It is well worth examining the top 10 countries (Rwanda, Bolivia, Cuba, Iceland, Nicaragua, Sweden, Senegal, Mexico, South Africa and Finland – from 42 to 63%) to see what makes women feel safe to enter politics. Are there mandatory quotas, are they more egalitarian, is patriarchy, the “old boy’s club” and sexism reduced in their culture? Are there strong female role models? Less gender stereotyping, particularly in the media and retail?
L to R: Datuk Mas Ermieyati Samsudin, Deputy Minister of Tourism and Culture, MP Kasthuriraani Patto, myself and Ren Chun of the Women’s Aid Organisation (WAO)
As I pondered on the topic I was to moderate, I realised it was “sexism, harassment and domestic violence” that kept many women from rising. I have been an advocate against sexual harassment for over 10 years now, and I have seen the anxiety and pain survivors go through. I have seen the most confident of women begin to doubt themselves, lose it and choose to play small. I have seen many women who don’t think they could ever be a leader and chose to hide and keep quiet in meetings. They think that by doing keeping their head down and work hard, they will be noticed and promoted. It doesn’t work that way.
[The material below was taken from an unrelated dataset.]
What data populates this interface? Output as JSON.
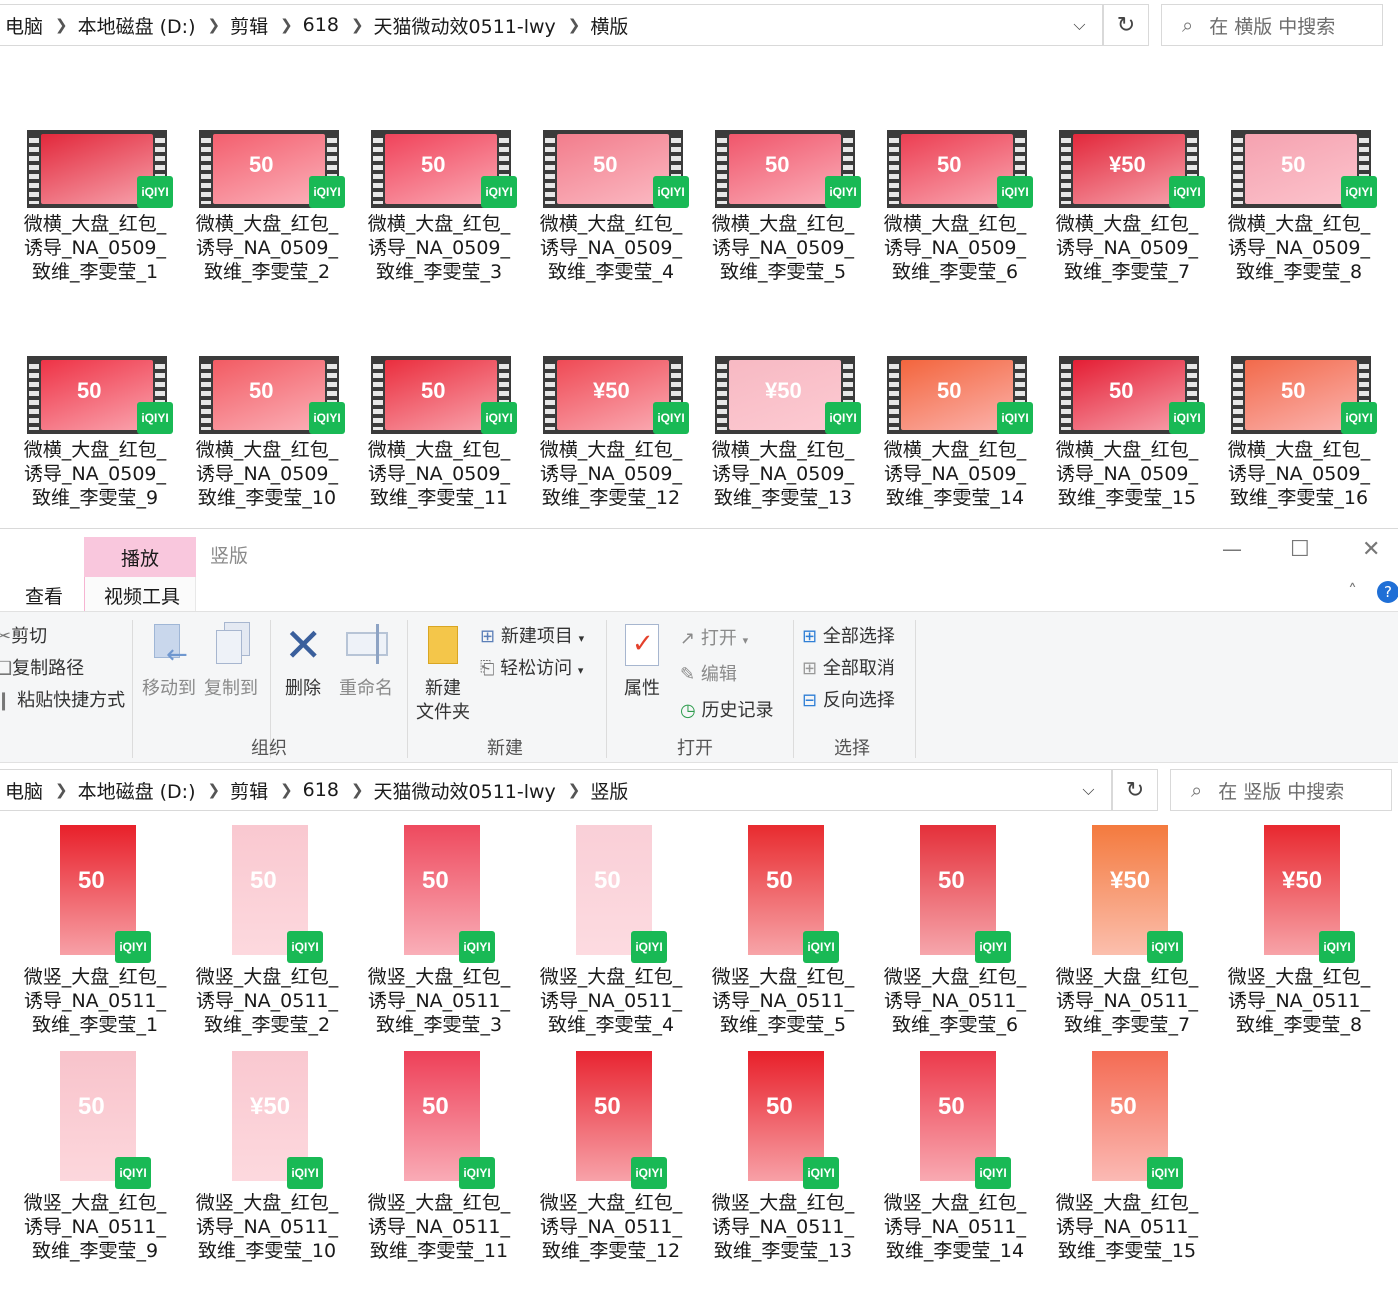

Many men have asked me why women who are sexually harassed don’t come forward. If they don’t complain, it must be ok, they say. The problem with us women, is that we are taught to be stoic, patient. It is ok to suffer. It is our lot. So rather than get “a man into trouble”, we keep quiet. It doesn’t help in our victim blaming culture. Women are told what not to wear, where not to go, and what time to come back, in order to avoid sexual assault. We are not telling men to respect women and not to assault them.
Whilst men can be sexually harassed and suffer domestic violence too, it’s still largely a woman problem. Datuk Mas Ermieyati Samsudin (MP and a Deputy Minister) informed during yesterday’s panel that 74% of victims of domestic violence are women.
We need these laws in place, and fast: the amendments to the Domestic Violence Act, a Sexual Harassment Act, laws against stalking and protection against cyber harassment which has become increasingly rampant towards women on Twitter.
It’s as if once a woman dares to speak up, she has to deal with abuse, threats (in the case of my friend Azira Aziz, this included rape threats) and humiliation. It takes an incredibly strong person to withstand the emotional effects and not cave into fear, anxiety and depression. When other women witness the public threats, they retreat and stay quiet where it is safe. Malaysia, the world, we are denied the beautiful shine of these women.
Women who are needed to bring back balance to our world. So that one day, Syrian children can return home.
Animah Kosai advocates Speaking Up in the Corporate World. She is a lawyer experienced in the oil and gas industry. Follow her on LinkedIn for more Speak Up articles and Women’s Empowerment. Her earlier articles on Deepwater Horizon, Volkswagen and Women can be found here.